You can't remember everything. Whether you're on a business call or planning your workday, sometimes you just have to jot down a few notes. But there's no need to reach for the nearest notepad. With the right apps, your smartphone or tablet can become a note-taking machine.
Digital notes have big advantages over their pen-and-paper counterparts. You won't lose them, since they're stored on your mobile device. Best of all, digital notes are searchable, so you can say goodbye to rifling through huge stacks of paper in search of that one important note.
Papyrus (Free) – iOS, Android, Windows Phone
Papyrus is a multiplatform app designed to let you jot down notes and sketch out ideas on your mobile device using a stylus or your fingertip. The notes engine lets you cut, copy and paste items between pages, and features touch gestures so you can zoom and pan around your notes easily. Once you're finished, you can sort your notes by category, and export them to share with colleagues, co-workers or employees.
Evernote (Free) – iOS, Android, Windows Phone
Evernote (available for iOS, Android, Windows Phone) is a robust note-taking app that lets you dictate or manually enter notes, snap photos, create to-do-lists and more. The app features text identification, which can recognize and index printed — and even handwritten — text. That means you can search for specific words, whether they're in a PDF, a typed memo or a photographed note scrawled on a scrap of paper. Evernote is available for a wide range of platforms, including iOS, Android, Windows Phone, Mac and PC, so you can access your notes on any machine and stay organized.
ColorNote (Free) - Android
ColorNote (available for Android) is a no-nonsense notes app for users who don’t want to fiddle with tons of features. The app’s trademark feature is the ability to quickly and easily organize notes by color-coding them. That makes notes both easy to sort, and to view at a glance. Other key features include the ability to sync with your calendar, and to set custom task reminders. ColorNote also has a nice widget, so you can view your notes from your phone’s home screen.
OneNote (Free) – iOS, Android, Windows Phone
For serious business users, the mobile version of Microsoft's OneNote (available for iOS, Android and Windows Phone) has one big advantage over competing apps: full integration with Microsoft Office. That's because OneNote automatically syncs with Microsoft's OneNote cloud-storage platform, so your notes are accessible from anywhere, on any Internet-connected device. When you want to recall a note, the app's search functionality can help you find it. And Android users can take advantage of the OneNote widget to take notes right on their phone or tablet's home screen without opening the app.
Simplenote (Free) – iOS, Android
Sometimes, extra features just get in the way. The aptly-named Simplenote (available for iOS and Android) is a no-frills note-taking app lets you jot down ideas from distractions. It excludes most of the frills you’ll find in apps like Evernote and OneNote, but the tradeoff is that it’s a lot easier to use. You can quickly create new notes, then add bullet points. Later, you can search through your notes with keywords. I also like Simplenote’s history feature, which makes it easy to restore any note that you accidentally deleted.

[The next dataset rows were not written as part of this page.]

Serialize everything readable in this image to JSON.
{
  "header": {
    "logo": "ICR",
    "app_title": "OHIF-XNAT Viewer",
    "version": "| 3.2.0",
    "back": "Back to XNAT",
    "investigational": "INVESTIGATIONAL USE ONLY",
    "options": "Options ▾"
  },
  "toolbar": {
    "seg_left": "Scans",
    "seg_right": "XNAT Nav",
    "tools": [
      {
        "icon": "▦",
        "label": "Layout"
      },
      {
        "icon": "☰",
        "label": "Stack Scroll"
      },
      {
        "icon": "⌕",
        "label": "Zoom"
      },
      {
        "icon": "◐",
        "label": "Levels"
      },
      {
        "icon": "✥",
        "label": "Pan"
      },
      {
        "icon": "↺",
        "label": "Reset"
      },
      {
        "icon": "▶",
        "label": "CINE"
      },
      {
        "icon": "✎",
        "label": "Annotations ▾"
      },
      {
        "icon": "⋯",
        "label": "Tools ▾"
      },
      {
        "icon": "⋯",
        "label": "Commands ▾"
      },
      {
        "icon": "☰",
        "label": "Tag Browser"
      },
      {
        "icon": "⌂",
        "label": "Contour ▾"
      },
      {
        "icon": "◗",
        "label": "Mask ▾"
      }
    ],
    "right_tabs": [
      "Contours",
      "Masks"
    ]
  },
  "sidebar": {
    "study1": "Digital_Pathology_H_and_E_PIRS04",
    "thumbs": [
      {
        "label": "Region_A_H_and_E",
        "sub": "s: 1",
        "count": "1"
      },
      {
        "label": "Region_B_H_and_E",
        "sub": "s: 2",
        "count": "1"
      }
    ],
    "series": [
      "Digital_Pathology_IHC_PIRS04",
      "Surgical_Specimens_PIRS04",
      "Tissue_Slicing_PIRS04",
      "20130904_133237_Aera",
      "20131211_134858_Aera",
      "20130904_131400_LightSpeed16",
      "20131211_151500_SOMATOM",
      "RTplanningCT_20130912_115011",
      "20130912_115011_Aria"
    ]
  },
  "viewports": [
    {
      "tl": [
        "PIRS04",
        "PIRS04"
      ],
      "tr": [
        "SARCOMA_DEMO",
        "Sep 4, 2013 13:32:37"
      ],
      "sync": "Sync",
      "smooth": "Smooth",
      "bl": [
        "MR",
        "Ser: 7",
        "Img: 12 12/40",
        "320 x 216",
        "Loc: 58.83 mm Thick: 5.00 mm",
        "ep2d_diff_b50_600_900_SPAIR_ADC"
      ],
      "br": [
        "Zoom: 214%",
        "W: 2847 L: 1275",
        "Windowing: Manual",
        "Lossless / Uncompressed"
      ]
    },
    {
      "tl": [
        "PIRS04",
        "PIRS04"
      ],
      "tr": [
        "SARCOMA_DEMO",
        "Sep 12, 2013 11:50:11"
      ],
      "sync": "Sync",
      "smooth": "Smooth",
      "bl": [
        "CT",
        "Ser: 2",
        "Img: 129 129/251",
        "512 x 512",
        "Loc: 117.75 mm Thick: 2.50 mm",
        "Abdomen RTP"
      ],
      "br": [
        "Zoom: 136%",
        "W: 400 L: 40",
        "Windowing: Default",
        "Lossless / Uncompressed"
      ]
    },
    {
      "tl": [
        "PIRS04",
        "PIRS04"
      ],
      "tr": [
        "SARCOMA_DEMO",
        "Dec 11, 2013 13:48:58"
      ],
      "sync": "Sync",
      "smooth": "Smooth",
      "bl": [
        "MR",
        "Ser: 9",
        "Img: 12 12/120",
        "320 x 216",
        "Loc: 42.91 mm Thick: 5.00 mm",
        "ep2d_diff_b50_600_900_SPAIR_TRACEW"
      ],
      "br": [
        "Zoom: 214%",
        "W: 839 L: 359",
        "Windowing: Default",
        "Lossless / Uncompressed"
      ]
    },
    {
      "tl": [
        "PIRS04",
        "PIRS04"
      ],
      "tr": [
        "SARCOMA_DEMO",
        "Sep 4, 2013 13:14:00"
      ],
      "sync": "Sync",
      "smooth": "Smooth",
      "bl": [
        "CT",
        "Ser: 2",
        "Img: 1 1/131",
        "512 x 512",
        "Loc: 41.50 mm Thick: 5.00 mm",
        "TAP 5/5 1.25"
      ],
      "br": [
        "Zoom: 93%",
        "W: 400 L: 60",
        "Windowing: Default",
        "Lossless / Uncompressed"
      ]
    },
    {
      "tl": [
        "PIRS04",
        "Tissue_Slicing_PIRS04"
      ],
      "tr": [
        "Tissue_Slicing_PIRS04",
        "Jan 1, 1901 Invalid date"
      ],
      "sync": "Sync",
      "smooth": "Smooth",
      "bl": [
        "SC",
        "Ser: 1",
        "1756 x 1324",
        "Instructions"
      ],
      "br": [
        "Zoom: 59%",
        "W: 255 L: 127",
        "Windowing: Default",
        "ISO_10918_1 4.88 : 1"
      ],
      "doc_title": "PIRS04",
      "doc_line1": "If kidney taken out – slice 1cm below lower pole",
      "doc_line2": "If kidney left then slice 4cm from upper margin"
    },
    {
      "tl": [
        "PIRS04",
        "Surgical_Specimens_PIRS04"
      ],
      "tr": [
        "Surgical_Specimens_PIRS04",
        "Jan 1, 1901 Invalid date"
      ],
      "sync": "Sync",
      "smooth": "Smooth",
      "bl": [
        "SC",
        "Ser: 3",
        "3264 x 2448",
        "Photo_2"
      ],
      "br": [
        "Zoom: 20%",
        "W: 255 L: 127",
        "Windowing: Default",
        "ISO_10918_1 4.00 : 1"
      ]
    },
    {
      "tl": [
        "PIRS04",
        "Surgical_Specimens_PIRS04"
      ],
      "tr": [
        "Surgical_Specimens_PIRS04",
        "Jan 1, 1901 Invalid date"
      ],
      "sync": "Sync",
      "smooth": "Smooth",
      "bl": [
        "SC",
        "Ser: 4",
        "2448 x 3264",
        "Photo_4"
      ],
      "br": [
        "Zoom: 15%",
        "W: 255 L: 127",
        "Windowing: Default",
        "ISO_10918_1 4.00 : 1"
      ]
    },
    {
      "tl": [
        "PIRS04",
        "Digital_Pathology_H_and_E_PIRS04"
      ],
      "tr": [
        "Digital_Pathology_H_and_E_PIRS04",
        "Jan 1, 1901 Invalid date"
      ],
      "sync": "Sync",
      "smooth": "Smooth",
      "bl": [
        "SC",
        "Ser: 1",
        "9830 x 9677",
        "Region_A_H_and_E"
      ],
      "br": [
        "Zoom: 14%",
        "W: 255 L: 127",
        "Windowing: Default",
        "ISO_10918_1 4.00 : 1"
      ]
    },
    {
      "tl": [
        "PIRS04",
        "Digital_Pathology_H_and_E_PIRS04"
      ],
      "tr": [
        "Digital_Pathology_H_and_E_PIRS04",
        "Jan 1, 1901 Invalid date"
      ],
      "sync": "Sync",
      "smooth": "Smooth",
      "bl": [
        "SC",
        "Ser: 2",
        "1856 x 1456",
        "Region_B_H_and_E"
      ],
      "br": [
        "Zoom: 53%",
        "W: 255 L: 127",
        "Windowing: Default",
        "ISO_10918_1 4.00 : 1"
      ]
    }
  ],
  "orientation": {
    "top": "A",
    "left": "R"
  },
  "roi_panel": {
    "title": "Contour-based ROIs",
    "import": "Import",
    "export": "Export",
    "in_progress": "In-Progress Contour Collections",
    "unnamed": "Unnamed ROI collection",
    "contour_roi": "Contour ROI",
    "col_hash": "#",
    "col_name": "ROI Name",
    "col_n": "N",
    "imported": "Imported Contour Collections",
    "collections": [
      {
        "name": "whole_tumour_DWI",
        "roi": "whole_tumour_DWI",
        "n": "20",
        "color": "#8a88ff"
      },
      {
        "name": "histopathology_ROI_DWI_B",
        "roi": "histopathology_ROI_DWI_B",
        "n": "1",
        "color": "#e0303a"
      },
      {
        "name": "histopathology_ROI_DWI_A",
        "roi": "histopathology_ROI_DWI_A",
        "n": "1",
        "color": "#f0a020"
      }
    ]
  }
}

Notability ($2.99) – iOS
Unlike other popular alternatives, Notability (available for iOS) isn't free. But the app features some premium features that might make it worthwhile. In terms of note-taking functionality, the app covers all the basics, letting you type out notes, sketch ideas and incorporate photos and video. Additionally, it lets you annotate documents and PDFs, then share them with others. One premium feature that really stands out is the app's ability to sync written notes with an audio recording; when you're reviewing your notes, tap a word or picture to hear what was said at that moment.
Penultimate (Free) – iPad
Penultimate (available for iOS) is an iPad-exclusive note-taking app for the stylus devotee. As its name implies, the app's functionality is centered around pen input so you can scribble down notes and draw diagrams on the fly. You can use your finger or a capacitive stylus to take notes, and the app features effective palm rejection so you won't make any unwanted marks. Your notes can be organized by topic, project or category, and the built-in search functionality can recognize and locate printed words. Penultimate is also integrated with Evernote, so you can easily sync your written notes with your entire Evernote library.